◆ **PROBLEM DESCRIPTION**: Only the count should appear in your answer: how many lines of the data below contain the word "balance"?

◆ **PROVIDED ENTRIES**:
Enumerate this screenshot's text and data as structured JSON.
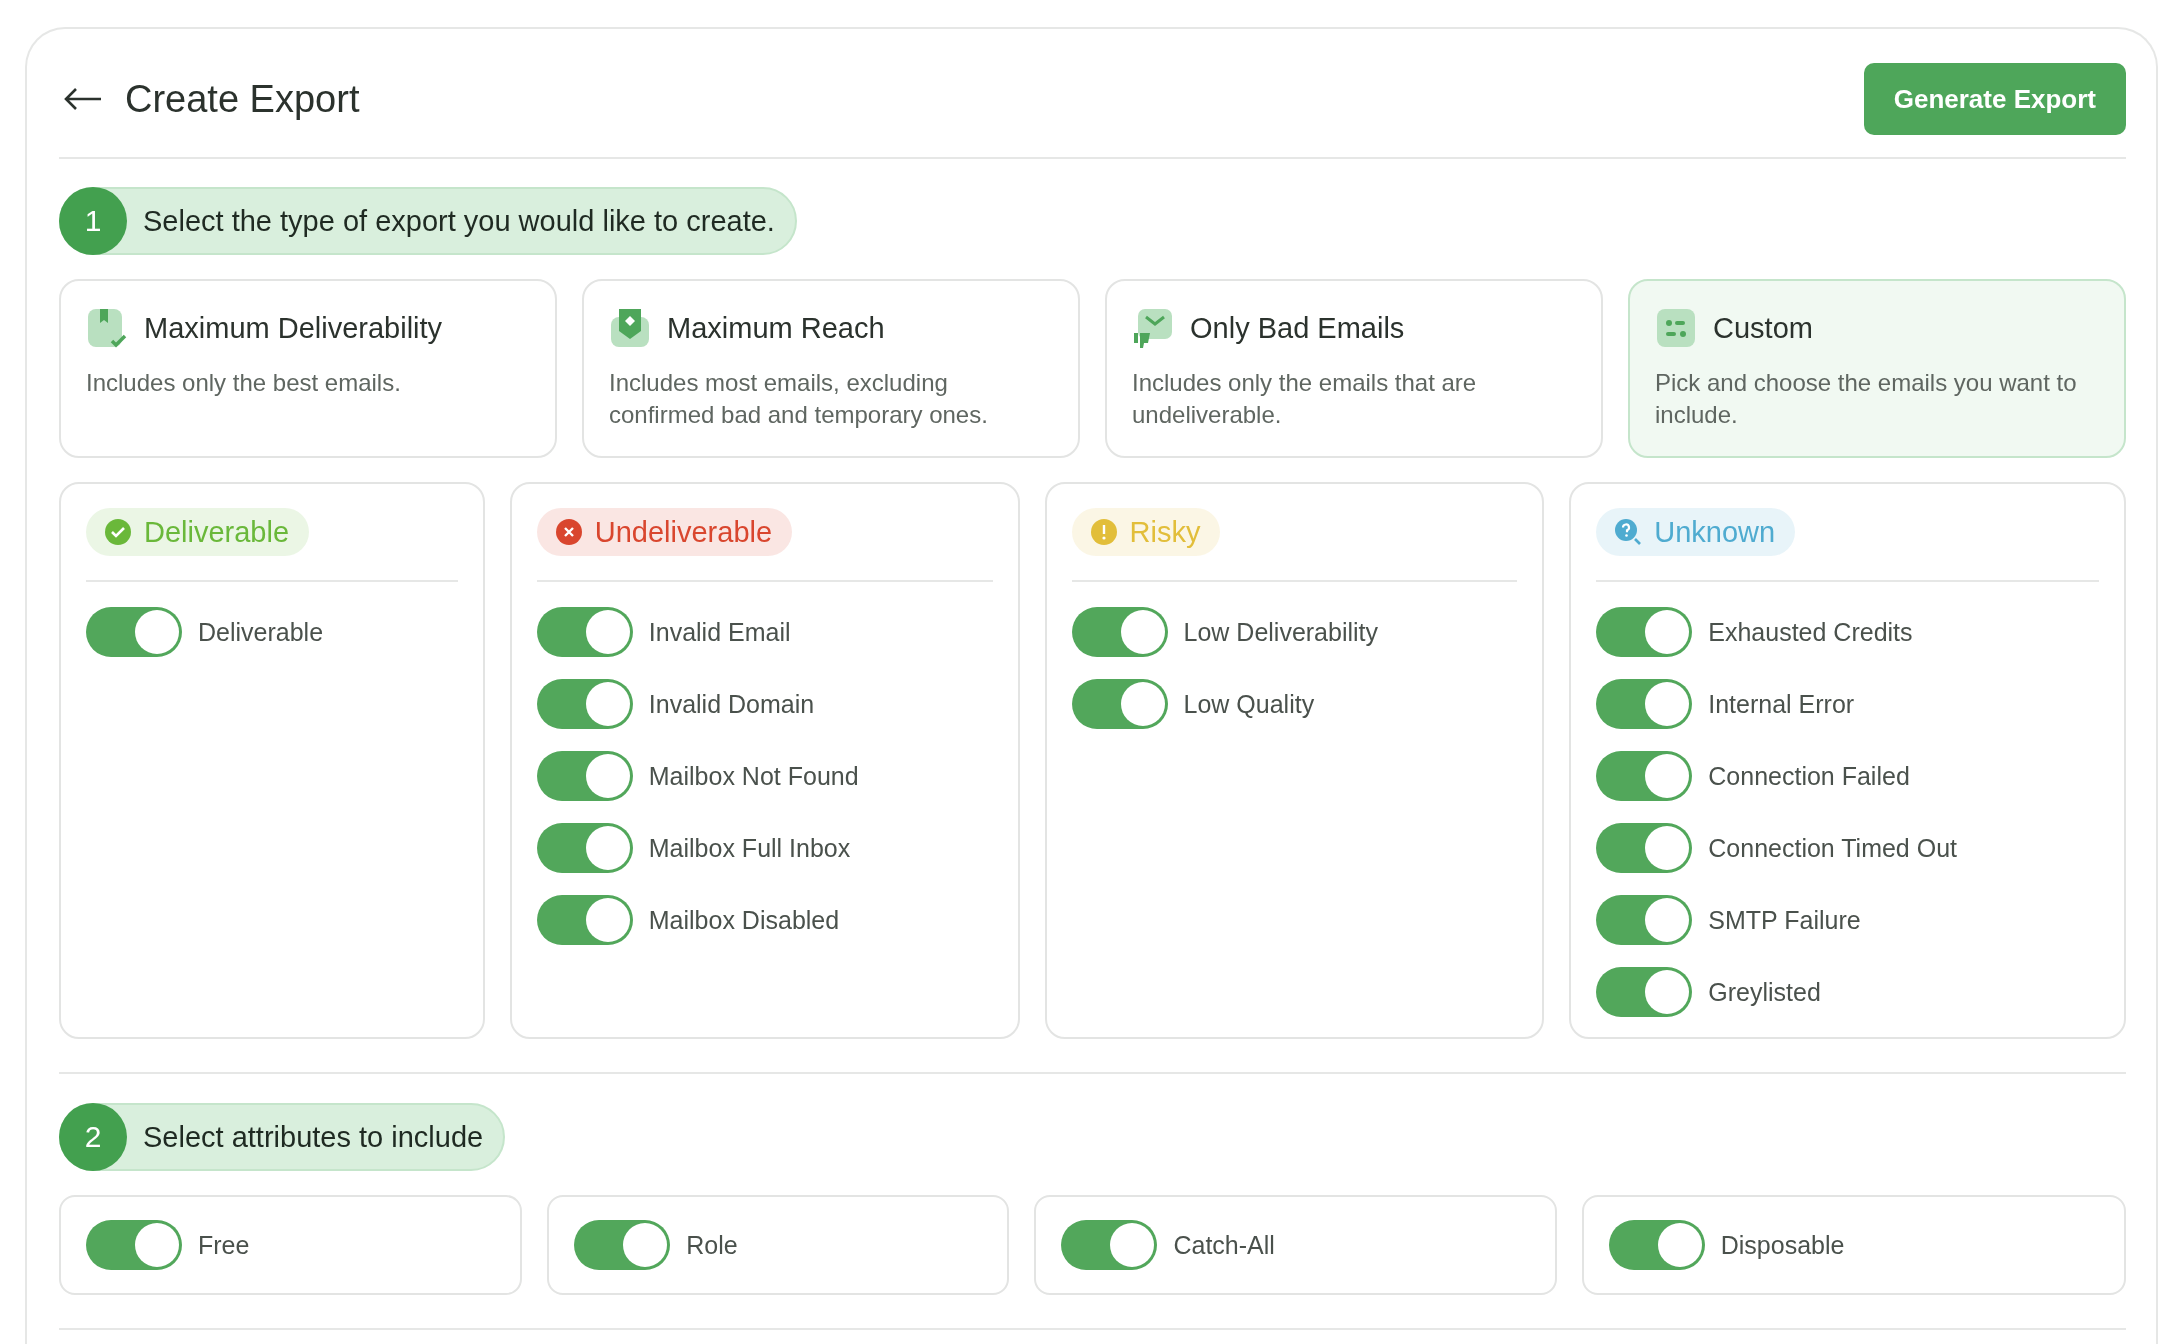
{
  "header": {
    "title": "Create Export",
    "action": "Generate Export"
  },
  "step1": {
    "number": "1",
    "label": "Select the type of export you would like to create."
  },
  "export_types": [
    {
      "kind": "deliverability",
      "title": "Maximum Deliverability",
      "description": "Includes only the best emails.",
      "selected": false
    },
    {
      "kind": "reach",
      "title": "Maximum Reach",
      "description": "Includes most emails, excluding confirmed bad and temporary ones.",
      "selected": false
    },
    {
      "kind": "bad",
      "title": "Only Bad Emails",
      "description": "Includes only the emails that are undeliverable.",
      "selected": false
    },
    {
      "kind": "custom",
      "title": "Custom",
      "description": "Pick and choose the emails you want to include.",
      "selected": true
    }
  ],
  "categories": [
    {
      "kind": "check",
      "label": "Deliverable",
      "color": "#6ab83a",
      "items": [
        {
          "label": "Deliverable",
          "on": true
        }
      ]
    },
    {
      "kind": "cross",
      "label": "Undeliverable",
      "color": "#d9462e",
      "items": [
        {
          "label": "Invalid Email",
          "on": true
        },
        {
          "label": "Invalid Domain",
          "on": true
        },
        {
          "label": "Mailbox Not Found",
          "on": true
        },
        {
          "label": "Mailbox Full Inbox",
          "on": true
        },
        {
          "label": "Mailbox Disabled",
          "on": true
        }
      ]
    },
    {
      "kind": "warning",
      "label": "Risky",
      "color": "#e2be3a",
      "items": [
        {
          "label": "Low Deliverability",
          "on": true
        },
        {
          "label": "Low Quality",
          "on": true
        }
      ]
    },
    {
      "kind": "question",
      "label": "Unknown",
      "color": "#4fabd0",
      "items": [
        {
          "label": "Exhausted Credits",
          "on": true
        },
        {
          "label": "Internal Error",
          "on": true
        },
        {
          "label": "Connection Failed",
          "on": true
        },
        {
          "label": "Connection Timed Out",
          "on": true
        },
        {
          "label": "SMTP Failure",
          "on": true
        },
        {
          "label": "Greylisted",
          "on": true
        }
      ]
    }
  ],
  "step2": {
    "number": "2",
    "label": "Select attributes to include"
  },
  "attributes": [
    {
      "label": "Free",
      "on": true
    },
    {
      "label": "Role",
      "on": true
    },
    {
      "label": "Catch-All",
      "on": true
    },
    {
      "label": "Disposable",
      "on": true
    }
  ]
}
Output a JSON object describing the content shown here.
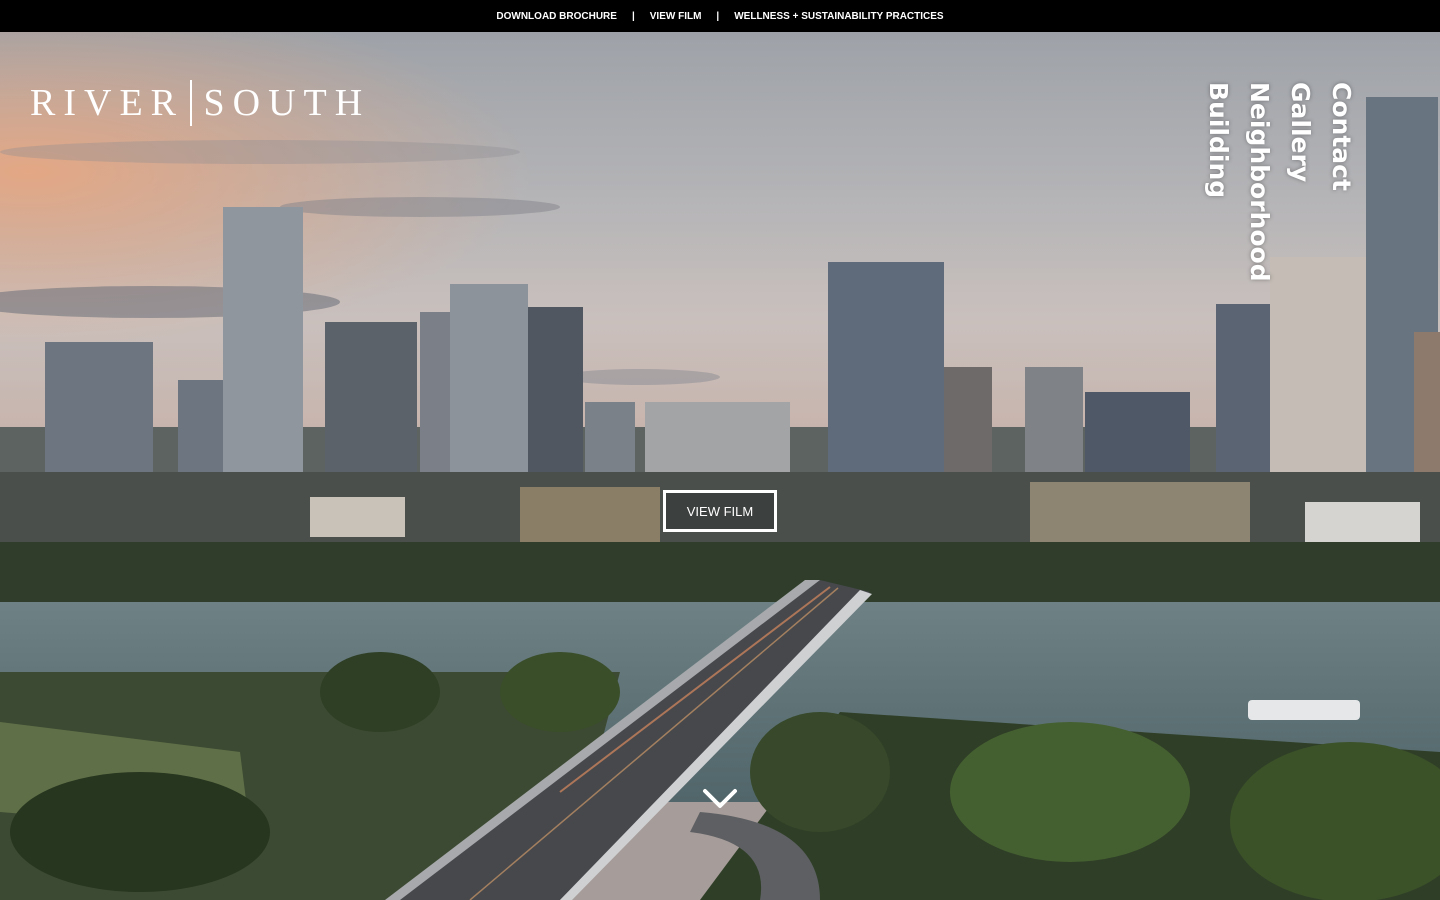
{
  "topbar": {
    "links": [
      "DOWNLOAD BROCHURE",
      "VIEW FILM",
      "WELLNESS + SUSTAINABILITY PRACTICES"
    ],
    "separator": "|"
  },
  "logo": {
    "left": "RIVER",
    "right": "SOUTH"
  },
  "nav": [
    "Contact",
    "Gallery",
    "Neighborhood",
    "Building"
  ],
  "hero": {
    "button_label": "VIEW FILM",
    "scroll_icon": "chevron-down-icon"
  },
  "colors": {
    "topbar_bg": "#000000",
    "text": "#ffffff",
    "water": "#5f7479"
  }
}
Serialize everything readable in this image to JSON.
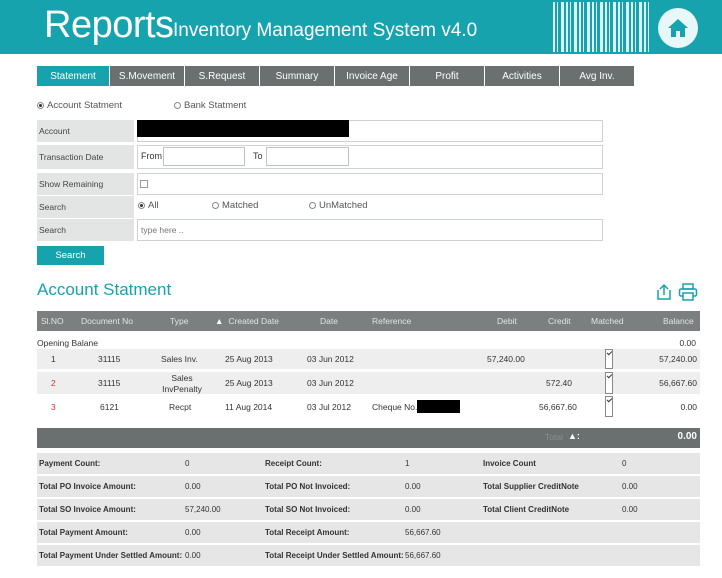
{
  "header": {
    "title_main": "Reports",
    "title_sub": "Inventory Management System v4.0",
    "accent": "#16a3ad"
  },
  "tabs": [
    "Statement",
    "S.Movement",
    "S.Request",
    "Summary",
    "Invoice Age",
    "Profit",
    "Activities",
    "Avg Inv."
  ],
  "statement_type": {
    "account_label": "Account Statment",
    "bank_label": "Bank Statment",
    "selected": "Account Statment"
  },
  "form": {
    "account_label": "Account",
    "transaction_date_label": "Transaction Date",
    "from_label": "From",
    "to_label": "To",
    "show_remaining_label": "Show Remaining",
    "search_label": "Search",
    "filter_all": "All",
    "filter_matched": "Matched",
    "filter_unmatched": "UnMatched",
    "search_text_label": "Search",
    "search_placeholder": "type here ..",
    "search_button": "Search"
  },
  "section_title": "Account Statment",
  "table": {
    "columns": {
      "slno": "Sl.NO",
      "document_no": "Document No",
      "type": "Type",
      "created_date": "Created Date",
      "date": "Date",
      "reference": "Reference",
      "debit": "Debit",
      "credit": "Credit",
      "matched": "Matched",
      "balance": "Balance"
    },
    "opening_label": "Opening Balane",
    "opening_value": "0.00",
    "rows": [
      {
        "slno": "1",
        "doc": "31115",
        "type": "Sales Inv.",
        "created": "25 Aug 2013",
        "date": "03 Jun 2012",
        "ref": "",
        "debit": "57,240.00",
        "credit": "",
        "balance": "57,240.00"
      },
      {
        "slno": "2",
        "doc": "31115",
        "type_line1": "Sales",
        "type_line2": "InvPenalty",
        "created": "25 Aug 2013",
        "date": "03 Jun 2012",
        "ref": "",
        "debit": "",
        "credit": "572.40",
        "balance": "56,667.60"
      },
      {
        "slno": "3",
        "doc": "6121",
        "type": "Recpt",
        "created": "11 Aug 2014",
        "date": "03 Jul 2012",
        "ref": "Cheque No.",
        "debit": "",
        "credit": "56,667.60",
        "balance": "0.00"
      }
    ],
    "total_label": "Total",
    "total_value": "0.00"
  },
  "summary": {
    "payment_count_label": "Payment Count:",
    "payment_count": "0",
    "receipt_count_label": "Receipt Count:",
    "receipt_count": "1",
    "invoice_count_label": "Invoice Count",
    "invoice_count": "0",
    "po_invoice_label": "Total PO Invoice Amount:",
    "po_invoice": "0.00",
    "po_not_invoiced_label": "Total PO Not Invoiced:",
    "po_not_invoiced": "0.00",
    "supplier_cn_label": "Total Supplier CreditNote",
    "supplier_cn": "0.00",
    "so_invoice_label": "Total SO Invoice Amount:",
    "so_invoice": "57,240.00",
    "so_not_invoiced_label": "Total SO Not Invoiced:",
    "so_not_invoiced": "0.00",
    "client_cn_label": "Total Client CreditNote",
    "client_cn": "0.00",
    "payment_amount_label": "Total Payment Amount:",
    "payment_amount": "0.00",
    "receipt_amount_label": "Total Receipt Amount:",
    "receipt_amount": "56,667.60",
    "payment_unsettled_label": "Total Payment Under Settled Amount:",
    "payment_unsettled": "0.00",
    "receipt_unsettled_label": "Total Receipt Under Settled Amount:",
    "receipt_unsettled": "56,667.60"
  }
}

◆ **EXERCISE OUTPUT**: 4